Monday, August 23, 2010

The Boomtown Rats make music history

It’s unfortunate that The Boomtown Rats’ history will always be overshadowed by lead singer Bob Geldof’s profile and charity work, but don’t let that stop you from checking them out: they were a solid band that broke new ground for Irish rock – and new wave music in general.

The Boomtown Rats were Geldof, Johnny Fingers on keyboards, guitarist Garry Roberts, bassist Pete Briquette and drummer Simon Crowe.

Rock Trivia: Originally known as “The Nightlife Thugs,” the band changed their name to The Boomtown Rats after a gang that Geldof read about in Woody Guthrie’s autobiography, “Bound For Glory.”

The Rats’ 1977 self-titled debut was a suitably trashy affair, with guitars raging and a healthy does of punk rock attitude.

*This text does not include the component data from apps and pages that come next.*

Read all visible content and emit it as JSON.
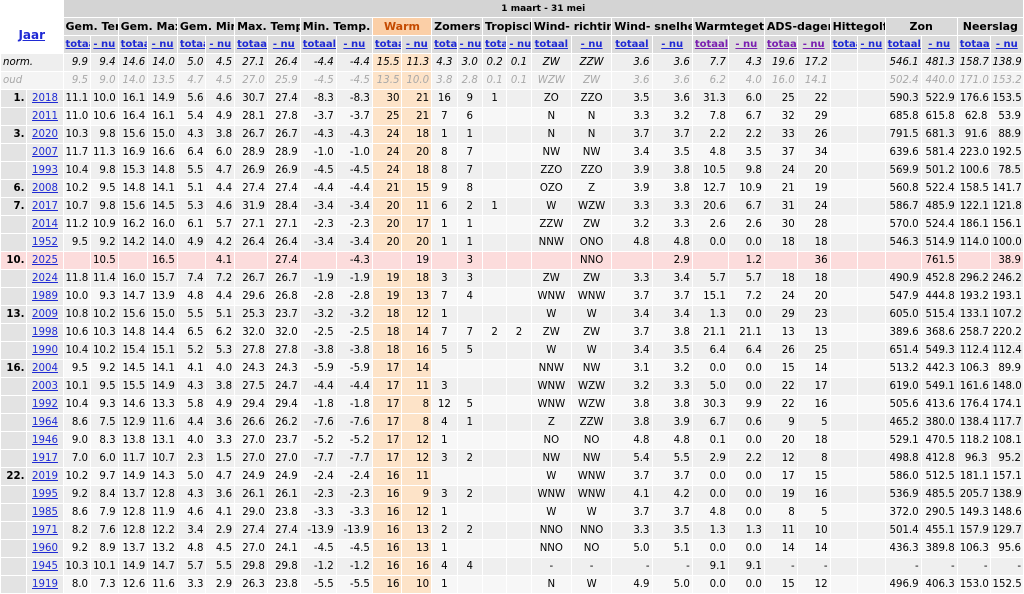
{
  "period": "1 maart - 31 mei",
  "jaar_label": "Jaar",
  "groups": [
    "Gem. Temp.",
    "Gem. Max.",
    "Gem. Min.",
    "Max. Temp.",
    "Min. Temp.",
    "Warm",
    "Zomers",
    "Tropisch",
    "Wind- richting",
    "Wind- snelheid",
    "Warmtegetal",
    "ADS-dagen",
    "Hittegolf",
    "Zon",
    "Neerslag"
  ],
  "sub_totaal": "totaal",
  "sub_nu": "- nu",
  "norm_label": "norm.",
  "oud_label": "oud",
  "norm": [
    "9.9",
    "9.4",
    "14.6",
    "14.0",
    "5.0",
    "4.5",
    "27.1",
    "26.4",
    "-4.4",
    "-4.4",
    "15.5",
    "11.3",
    "4.3",
    "3.0",
    "0.2",
    "0.1",
    "ZW",
    "ZZW",
    "3.6",
    "3.6",
    "7.7",
    "4.3",
    "19.6",
    "17.2",
    "",
    "",
    "546.1",
    "481.3",
    "158.7",
    "138.9"
  ],
  "oud": [
    "9.5",
    "9.0",
    "14.0",
    "13.5",
    "4.7",
    "4.5",
    "27.0",
    "25.9",
    "-4.5",
    "-4.5",
    "13.5",
    "10.0",
    "3.8",
    "2.8",
    "0.1",
    "0.1",
    "WZW",
    "ZW",
    "3.6",
    "3.6",
    "6.2",
    "4.0",
    "16.0",
    "14.1",
    "",
    "",
    "502.4",
    "440.0",
    "171.0",
    "153.2"
  ],
  "rows": [
    {
      "rank": "1.",
      "year": "2018",
      "v": [
        "11.1",
        "10.0",
        "16.1",
        "14.9",
        "5.6",
        "4.6",
        "30.7",
        "27.4",
        "-8.3",
        "-8.3",
        "30",
        "21",
        "16",
        "9",
        "1",
        "",
        "ZO",
        "ZZO",
        "3.5",
        "3.6",
        "31.3",
        "6.0",
        "25",
        "22",
        "",
        "",
        "590.3",
        "522.9",
        "176.6",
        "153.5"
      ]
    },
    {
      "rank": "",
      "year": "2011",
      "v": [
        "11.0",
        "10.6",
        "16.4",
        "16.1",
        "5.4",
        "4.9",
        "28.1",
        "27.8",
        "-3.7",
        "-3.7",
        "25",
        "21",
        "7",
        "6",
        "",
        "",
        "N",
        "N",
        "3.3",
        "3.2",
        "7.8",
        "6.7",
        "32",
        "29",
        "",
        "",
        "685.8",
        "615.8",
        "62.8",
        "53.9"
      ]
    },
    {
      "rank": "3.",
      "year": "2020",
      "v": [
        "10.3",
        "9.8",
        "15.6",
        "15.0",
        "4.3",
        "3.8",
        "26.7",
        "26.7",
        "-4.3",
        "-4.3",
        "24",
        "18",
        "1",
        "1",
        "",
        "",
        "N",
        "N",
        "3.7",
        "3.7",
        "2.2",
        "2.2",
        "33",
        "26",
        "",
        "",
        "791.5",
        "681.3",
        "91.6",
        "88.9"
      ]
    },
    {
      "rank": "",
      "year": "2007",
      "v": [
        "11.7",
        "11.3",
        "16.9",
        "16.6",
        "6.4",
        "6.0",
        "28.9",
        "28.9",
        "-1.0",
        "-1.0",
        "24",
        "20",
        "8",
        "7",
        "",
        "",
        "NW",
        "NW",
        "3.4",
        "3.5",
        "4.8",
        "3.5",
        "37",
        "34",
        "",
        "",
        "639.6",
        "581.4",
        "223.0",
        "192.5"
      ]
    },
    {
      "rank": "",
      "year": "1993",
      "v": [
        "10.4",
        "9.8",
        "15.3",
        "14.8",
        "5.5",
        "4.7",
        "26.9",
        "26.9",
        "-4.5",
        "-4.5",
        "24",
        "18",
        "8",
        "7",
        "",
        "",
        "ZZO",
        "ZZO",
        "3.9",
        "3.8",
        "10.5",
        "9.8",
        "24",
        "20",
        "",
        "",
        "569.9",
        "501.2",
        "100.6",
        "78.5"
      ]
    },
    {
      "rank": "6.",
      "year": "2008",
      "v": [
        "10.2",
        "9.5",
        "14.8",
        "14.1",
        "5.1",
        "4.4",
        "27.4",
        "27.4",
        "-4.4",
        "-4.4",
        "21",
        "15",
        "9",
        "8",
        "",
        "",
        "OZO",
        "Z",
        "3.9",
        "3.8",
        "12.7",
        "10.9",
        "21",
        "19",
        "",
        "",
        "560.8",
        "522.4",
        "158.5",
        "141.7"
      ]
    },
    {
      "rank": "7.",
      "year": "2017",
      "v": [
        "10.7",
        "9.8",
        "15.6",
        "14.5",
        "5.3",
        "4.6",
        "31.9",
        "28.4",
        "-3.4",
        "-3.4",
        "20",
        "11",
        "6",
        "2",
        "1",
        "",
        "W",
        "WZW",
        "3.3",
        "3.3",
        "20.6",
        "6.7",
        "31",
        "24",
        "",
        "",
        "586.7",
        "485.9",
        "122.1",
        "121.8"
      ]
    },
    {
      "rank": "",
      "year": "2014",
      "v": [
        "11.2",
        "10.9",
        "16.2",
        "16.0",
        "6.1",
        "5.7",
        "27.1",
        "27.1",
        "-2.3",
        "-2.3",
        "20",
        "17",
        "1",
        "1",
        "",
        "",
        "ZZW",
        "ZW",
        "3.2",
        "3.3",
        "2.6",
        "2.6",
        "30",
        "28",
        "",
        "",
        "570.0",
        "524.4",
        "186.1",
        "156.1"
      ]
    },
    {
      "rank": "",
      "year": "1952",
      "v": [
        "9.5",
        "9.2",
        "14.2",
        "14.0",
        "4.9",
        "4.2",
        "26.4",
        "26.4",
        "-3.4",
        "-3.4",
        "20",
        "20",
        "1",
        "1",
        "",
        "",
        "NNW",
        "ONO",
        "4.8",
        "4.8",
        "0.0",
        "0.0",
        "18",
        "18",
        "",
        "",
        "546.3",
        "514.9",
        "114.0",
        "100.0"
      ]
    },
    {
      "rank": "10.",
      "year": "2025",
      "hl": true,
      "v": [
        "",
        "10.5",
        "",
        "16.5",
        "",
        "4.1",
        "",
        "27.4",
        "",
        "-4.3",
        "",
        "19",
        "",
        "3",
        "",
        "",
        "",
        "NNO",
        "",
        "2.9",
        "",
        "1.2",
        "",
        "36",
        "",
        "",
        "",
        "761.5",
        "",
        "38.9"
      ]
    },
    {
      "rank": "",
      "year": "2024",
      "v": [
        "11.8",
        "11.4",
        "16.0",
        "15.7",
        "7.4",
        "7.2",
        "26.7",
        "26.7",
        "-1.9",
        "-1.9",
        "19",
        "18",
        "3",
        "3",
        "",
        "",
        "ZW",
        "ZW",
        "3.3",
        "3.4",
        "5.7",
        "5.7",
        "18",
        "18",
        "",
        "",
        "490.9",
        "452.8",
        "296.2",
        "246.2"
      ]
    },
    {
      "rank": "",
      "year": "1989",
      "v": [
        "10.0",
        "9.3",
        "14.7",
        "13.9",
        "4.8",
        "4.4",
        "29.6",
        "26.8",
        "-2.8",
        "-2.8",
        "19",
        "13",
        "7",
        "4",
        "",
        "",
        "WNW",
        "WNW",
        "3.7",
        "3.7",
        "15.1",
        "7.2",
        "24",
        "20",
        "",
        "",
        "547.9",
        "444.8",
        "193.2",
        "193.1"
      ]
    },
    {
      "rank": "13.",
      "year": "2009",
      "v": [
        "10.8",
        "10.2",
        "15.6",
        "15.0",
        "5.5",
        "5.1",
        "25.3",
        "23.7",
        "-3.2",
        "-3.2",
        "18",
        "12",
        "1",
        "",
        "",
        "",
        "W",
        "W",
        "3.4",
        "3.4",
        "1.3",
        "0.0",
        "29",
        "23",
        "",
        "",
        "605.0",
        "515.4",
        "133.1",
        "107.2"
      ]
    },
    {
      "rank": "",
      "year": "1998",
      "v": [
        "10.6",
        "10.3",
        "14.8",
        "14.4",
        "6.5",
        "6.2",
        "32.0",
        "32.0",
        "-2.5",
        "-2.5",
        "18",
        "14",
        "7",
        "7",
        "2",
        "2",
        "ZW",
        "ZW",
        "3.7",
        "3.8",
        "21.1",
        "21.1",
        "13",
        "13",
        "",
        "",
        "389.6",
        "368.6",
        "258.7",
        "220.2"
      ]
    },
    {
      "rank": "",
      "year": "1990",
      "v": [
        "10.4",
        "10.2",
        "15.4",
        "15.1",
        "5.2",
        "5.3",
        "27.8",
        "27.8",
        "-3.8",
        "-3.8",
        "18",
        "16",
        "5",
        "5",
        "",
        "",
        "W",
        "W",
        "3.4",
        "3.5",
        "6.4",
        "6.4",
        "26",
        "25",
        "",
        "",
        "651.4",
        "549.3",
        "112.4",
        "112.4"
      ]
    },
    {
      "rank": "16.",
      "year": "2004",
      "v": [
        "9.5",
        "9.2",
        "14.5",
        "14.1",
        "4.1",
        "4.0",
        "24.3",
        "24.3",
        "-5.9",
        "-5.9",
        "17",
        "14",
        "",
        "",
        "",
        "",
        "NNW",
        "NW",
        "3.1",
        "3.2",
        "0.0",
        "0.0",
        "15",
        "14",
        "",
        "",
        "513.2",
        "442.3",
        "106.3",
        "89.9"
      ]
    },
    {
      "rank": "",
      "year": "2003",
      "v": [
        "10.1",
        "9.5",
        "15.5",
        "14.9",
        "4.3",
        "3.8",
        "27.5",
        "24.7",
        "-4.4",
        "-4.4",
        "17",
        "11",
        "3",
        "",
        "",
        "",
        "WNW",
        "WZW",
        "3.2",
        "3.3",
        "5.0",
        "0.0",
        "22",
        "17",
        "",
        "",
        "619.0",
        "549.1",
        "161.6",
        "148.0"
      ]
    },
    {
      "rank": "",
      "year": "1992",
      "v": [
        "10.4",
        "9.3",
        "14.6",
        "13.3",
        "5.8",
        "4.9",
        "29.4",
        "29.4",
        "-1.8",
        "-1.8",
        "17",
        "8",
        "12",
        "5",
        "",
        "",
        "WNW",
        "WZW",
        "3.8",
        "3.8",
        "30.3",
        "9.9",
        "22",
        "16",
        "",
        "",
        "505.6",
        "413.6",
        "176.4",
        "174.1"
      ]
    },
    {
      "rank": "",
      "year": "1964",
      "v": [
        "8.6",
        "7.5",
        "12.9",
        "11.6",
        "4.4",
        "3.6",
        "26.6",
        "26.2",
        "-7.6",
        "-7.6",
        "17",
        "8",
        "4",
        "1",
        "",
        "",
        "Z",
        "ZZW",
        "3.8",
        "3.9",
        "6.7",
        "0.6",
        "9",
        "5",
        "",
        "",
        "465.2",
        "380.0",
        "138.4",
        "117.7"
      ]
    },
    {
      "rank": "",
      "year": "1946",
      "v": [
        "9.0",
        "8.3",
        "13.8",
        "13.1",
        "4.0",
        "3.3",
        "27.0",
        "23.7",
        "-5.2",
        "-5.2",
        "17",
        "12",
        "1",
        "",
        "",
        "",
        "NO",
        "NO",
        "4.8",
        "4.8",
        "0.1",
        "0.0",
        "20",
        "18",
        "",
        "",
        "529.1",
        "470.5",
        "118.2",
        "108.1"
      ]
    },
    {
      "rank": "",
      "year": "1917",
      "v": [
        "7.0",
        "6.0",
        "11.7",
        "10.7",
        "2.3",
        "1.5",
        "27.0",
        "27.0",
        "-7.7",
        "-7.7",
        "17",
        "12",
        "3",
        "2",
        "",
        "",
        "NW",
        "NW",
        "5.4",
        "5.5",
        "2.9",
        "2.2",
        "12",
        "8",
        "",
        "",
        "498.8",
        "412.8",
        "96.3",
        "95.2"
      ]
    },
    {
      "rank": "22.",
      "year": "2019",
      "v": [
        "10.2",
        "9.7",
        "14.9",
        "14.3",
        "5.0",
        "4.7",
        "24.9",
        "24.9",
        "-2.4",
        "-2.4",
        "16",
        "11",
        "",
        "",
        "",
        "",
        "W",
        "WNW",
        "3.7",
        "3.7",
        "0.0",
        "0.0",
        "17",
        "15",
        "",
        "",
        "586.0",
        "512.5",
        "181.1",
        "157.1"
      ]
    },
    {
      "rank": "",
      "year": "1995",
      "v": [
        "9.2",
        "8.4",
        "13.7",
        "12.8",
        "4.3",
        "3.6",
        "26.1",
        "26.1",
        "-2.3",
        "-2.3",
        "16",
        "9",
        "3",
        "2",
        "",
        "",
        "WNW",
        "WNW",
        "4.1",
        "4.2",
        "0.0",
        "0.0",
        "19",
        "16",
        "",
        "",
        "536.9",
        "485.5",
        "205.7",
        "138.9"
      ]
    },
    {
      "rank": "",
      "year": "1985",
      "v": [
        "8.6",
        "7.9",
        "12.8",
        "11.9",
        "4.6",
        "4.1",
        "29.0",
        "23.8",
        "-3.3",
        "-3.3",
        "16",
        "12",
        "1",
        "",
        "",
        "",
        "W",
        "W",
        "3.7",
        "3.7",
        "4.8",
        "0.0",
        "8",
        "5",
        "",
        "",
        "372.0",
        "290.5",
        "149.3",
        "148.6"
      ]
    },
    {
      "rank": "",
      "year": "1971",
      "v": [
        "8.2",
        "7.6",
        "12.8",
        "12.2",
        "3.4",
        "2.9",
        "27.4",
        "27.4",
        "-13.9",
        "-13.9",
        "16",
        "13",
        "2",
        "2",
        "",
        "",
        "NNO",
        "NNO",
        "3.3",
        "3.5",
        "1.3",
        "1.3",
        "11",
        "10",
        "",
        "",
        "501.4",
        "455.1",
        "157.9",
        "129.7"
      ]
    },
    {
      "rank": "",
      "year": "1960",
      "v": [
        "9.2",
        "8.9",
        "13.7",
        "13.2",
        "4.8",
        "4.5",
        "27.0",
        "24.1",
        "-4.5",
        "-4.5",
        "16",
        "13",
        "1",
        "",
        "",
        "",
        "NNO",
        "NO",
        "5.0",
        "5.1",
        "0.0",
        "0.0",
        "14",
        "14",
        "",
        "",
        "436.3",
        "389.8",
        "106.3",
        "95.6"
      ]
    },
    {
      "rank": "",
      "year": "1945",
      "v": [
        "10.3",
        "10.1",
        "14.9",
        "14.7",
        "5.7",
        "5.5",
        "29.8",
        "29.8",
        "-1.2",
        "-1.2",
        "16",
        "16",
        "4",
        "4",
        "",
        "",
        "-",
        "-",
        "-",
        "-",
        "9.1",
        "9.1",
        "-",
        "-",
        "",
        "",
        "-",
        "-",
        "-",
        "-"
      ]
    },
    {
      "rank": "",
      "year": "1919",
      "v": [
        "8.0",
        "7.3",
        "12.6",
        "11.6",
        "3.3",
        "2.9",
        "26.3",
        "23.8",
        "-5.5",
        "-5.5",
        "16",
        "10",
        "1",
        "",
        "",
        "",
        "N",
        "W",
        "4.9",
        "5.0",
        "0.0",
        "0.0",
        "15",
        "12",
        "",
        "",
        "496.9",
        "406.3",
        "153.0",
        "152.5"
      ]
    }
  ]
}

The first single, “Lookin’ After Number One,” made an immediate impact: it hit #2 on the Irish charts and was the first of 9 straight singles by the band to go Top 40 in the UK, earning them the status of being the first new wave band to appear on Top Of The Pops (August ’77).

Check out the video for “Number One” – it’s one continuous shot by a single camera: no edits required.

Looking Looking After Number One - Great Songs of Indifference: The Best of Bob Geldof & The Boomtown Rats

The Boomtown Rats – Looking After Number One (1977)

At a time when the Irish (and world) charts were topped by acts like Carly Simon, Boney M, David Soul (“Hutch” of TV’s “Starsky & Hutch”) and The Carpenters, The Rats must have sounded like a breath of fresh air.

It was the band’s second album, 1978’s “A Tonic For The Troops,” that turned things up ten notches, putting The Rats in the spotlight just three years after forming in Dun Laoghaire, Ireland.

Although clearly still largely rooted in punk, The Rats’ polished their studio sound on “Tonic” with the help of producer “Mutt” Lange, delivering three hit singles: “Like Clockwork,” “She’s So Modern” and “Rat Trap.”

In November ’77, The Sex Pistols hit #1 on the album charts in their homeland, thanks to headline-making stunts, growing support for punk amongst disenfranchised British youth, and a killer album.

The rock n’ roll door had been kicked open: a year later, “Rat Trap” made history as the first rock song by an Irish band to hit #1 in the UK and – most importantly – the first new wave song to top the British charts, which it did for 2 weeks in November ’78.

And talk about fresh air: “Rat Trap” knocked “Summer Nights” from the Grease soundtrack - by John Travolta & Olivia Newton John – out of the #1 slot after a ghastly 7 weeks at the top.

In pure punk style, The Rats celebrated this fact when they appeared on Top Of The Pops: before launching into the song, the band members flashed teen magazine pictures of Travolta before yawning and tearing them up on national tv.

Rat Rat Trap - Great Songs of Indifference: The Best of Bob Geldof & The Boomtown Rats

The Boomtown Rats – Rat Trap
Top Of The Pops - November, 1978